The Washington soccer team announced last week that it would unveil its new team name on February 2, 2022. The team slid under pressure from its sponsors in the summer of 2020 and announced on July 13, 2020, that it would be renamed, effectively toppled. The Redskins’ controversial name. Temporarily adopted the name Washington FC for the 2020-2021 season. In the wake of the murder of George Floyd, we’ve seen other companies decide to rebrand and remove racial stereotypes, including the Cleveland Indians, who announced last summer that they would be rebranding to the Cleveland Guardians. The name was met with challenges, as the drum team was already using the Guardians name. It was reported that the Cleveland made an impressive announcement before their rights were closed and the Roller Derby team sued. In the end, the parties were able to settle, but with much higher compensation, I am sure, than if the rights had been secured before the huge and cheerful public announcement. This is reminiscent of the rebranding of Facebook-Meta as several companies publicly denounced Facebook (now Meta) for overriding its previous rights. In fact, to secure the Meta name, Facebook had to purchase the previously filed trademarks. As the world waits to see the new name of the Washington soccer team and whether it faces any controversy, how can your company (or client) rebrand without all the drama?
Reasons for corporate rebranding
There are many reasons why a company (or product) might want to rebrand, including: there may be a requirement to do so due to litigation, or the company (or business division) can be acquired or broken up. Sometimes the name is no longer relevant, especially if the name has a geographic reference and the company has expanded outside that area. Does anyone remember St. Louis Bread Company, renamed Panera, when California Pizza Kitchen chose to keep its name while it expanded? As we saw in the summer of 2020, sometimes names have negative connotations or have cultural translation issues as brands expand globally. Whatever the reason, rebranding is not a quick or simple process, especially in the digital age. Here are some things to keep in mind if you are undergoing a rebranding.
Steps of the rebranding process
The first step for most brand owners is choosing whether you want to work with an agency to help with the naming process or whether you’ll be working on your own. There are many agencies that specialize in naming and thinking, and they can be of great help during the process. You can choose to proceed on your own, but you will want to have several brainstorming sessions and be sure to create many potential contenders. With either method, you can choose to involve consumers in the rebranding process or have them vote on potential competitors later in the process. Which brings me to step two: make sure you engage the trademark attorney early in the process. Finding an available name is not easy. Several availability searches may be required to rule out unsuitable options and narrow down the long list of names put up in a long list of contenders. More detailed searches to discover unregistered users can help you reach the final name(s).
If you engage consumers, you will need to ensure that any submissions they make are owned by your company, so the law will play a very important role in making that a reality.
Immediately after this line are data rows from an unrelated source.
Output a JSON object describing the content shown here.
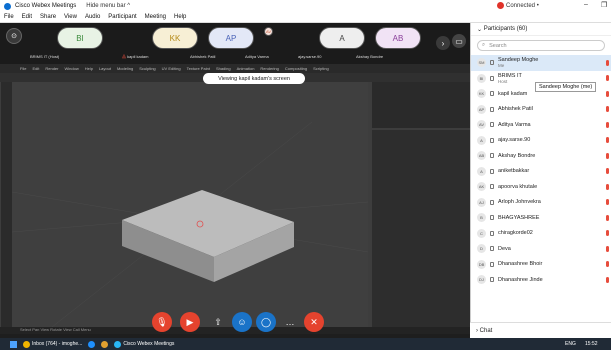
{
  "window": {
    "title": "Cisco Webex Meetings",
    "hide_menu": "Hide menu bar ^",
    "connection": "Connected •"
  },
  "menu": [
    "File",
    "Edit",
    "Share",
    "View",
    "Audio",
    "Participant",
    "Meeting",
    "Help"
  ],
  "tiles": [
    {
      "initials": "BI",
      "label": "BRIMS IT (Host)"
    },
    {
      "initials": "KK",
      "label": "kapil kadam"
    },
    {
      "initials": "AP",
      "label": "Abhishek Patil"
    },
    {
      "initials": "AV",
      "label": "Aditya Varma"
    },
    {
      "initials": "A",
      "label": "ajay.sarse.90"
    },
    {
      "initials": "AB",
      "label": "Akshay Bondre"
    }
  ],
  "share": {
    "banner": "Viewing kapil kadam's screen",
    "blender_menu": [
      "File",
      "Edit",
      "Render",
      "Window",
      "Help",
      "Layout",
      "Modeling",
      "Sculpting",
      "UV Editing",
      "Texture Paint",
      "Shading",
      "Animation",
      "Rendering",
      "Compositing",
      "Scripting"
    ],
    "status": "Select   Pan View   Rotate View   Call Menu"
  },
  "participants": {
    "header": "Participants (60)",
    "search_placeholder": "Search",
    "tooltip": "Sandeep Moghe (me)",
    "list": [
      {
        "initials": "SM",
        "name": "Sandeep Moghe",
        "sub": "Me"
      },
      {
        "initials": "BI",
        "name": "BRIMS IT",
        "sub": "Host"
      },
      {
        "initials": "KK",
        "name": "kapil kadam",
        "sub": ""
      },
      {
        "initials": "AP",
        "name": "Abhishek Patil",
        "sub": ""
      },
      {
        "initials": "AV",
        "name": "Aditya Varma",
        "sub": ""
      },
      {
        "initials": "A",
        "name": "ajay.sarse.90",
        "sub": ""
      },
      {
        "initials": "AB",
        "name": "Akshay Bondre",
        "sub": ""
      },
      {
        "initials": "A",
        "name": "aniketbakkar",
        "sub": ""
      },
      {
        "initials": "AK",
        "name": "apoorva khutale",
        "sub": ""
      },
      {
        "initials": "AJ",
        "name": "Arloph Johnvekra",
        "sub": ""
      },
      {
        "initials": "B",
        "name": "BHAGYASHREE",
        "sub": ""
      },
      {
        "initials": "C",
        "name": "chiragkorde02",
        "sub": ""
      },
      {
        "initials": "D",
        "name": "Deva",
        "sub": ""
      },
      {
        "initials": "DB",
        "name": "Dhanashree Bhoir",
        "sub": ""
      },
      {
        "initials": "DJ",
        "name": "Dhanashree Jinde",
        "sub": ""
      }
    ],
    "chat": "Chat"
  },
  "taskbar": {
    "items": [
      "Inbox (764) - imoghe...",
      "Cisco Webex Meetings"
    ],
    "lang": "ENG",
    "time": "15:52"
  }
}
Finally, if your brand has an international presence, your trademark attorney can work with its network of international colleagues to ensure that they provide the best advice on mark availability in your major jurisdictions around the world. Remember that brands are regional in nature. Depending on when you will be launching your new brand, your trademark attorney may have recommendations on how best to keep the new name under wraps until you are ready to reveal it publicly.
Consider your bigger strategy before announcing your rebranding
Most importantly, you must be patient. Choosing a brand name or choosing a brand, regardless of whether you are just starting out or undergoing a rebranding, does not happen overnight. Make sure you set aside plenty of time for the brand clearance process. There is a lot to do to research the new name for your company or brand (especially if you are changing due to a conflict with the original name). For example, a trademark attorney should ask his clients how they thought of the name and whether the name has any meaning in other languages. Before announcing the new name, you’ll want to work closely with your trademark attorney on the best disclosure strategy and timing. If you have a global brand, for example, you may want to lock down your foreign file rights before making any announcement, to prevent fraudsters from securing those rights, or you might consider registering in a country that doesn’t immediately publicize their requests. The point is that everything you say and do will be scrutinized and your trademark attorney will be key to the success of your new name. Let your trademark attorney do his job before you begin developing live websites and other marketing items, and be realistic about your schedule expectations.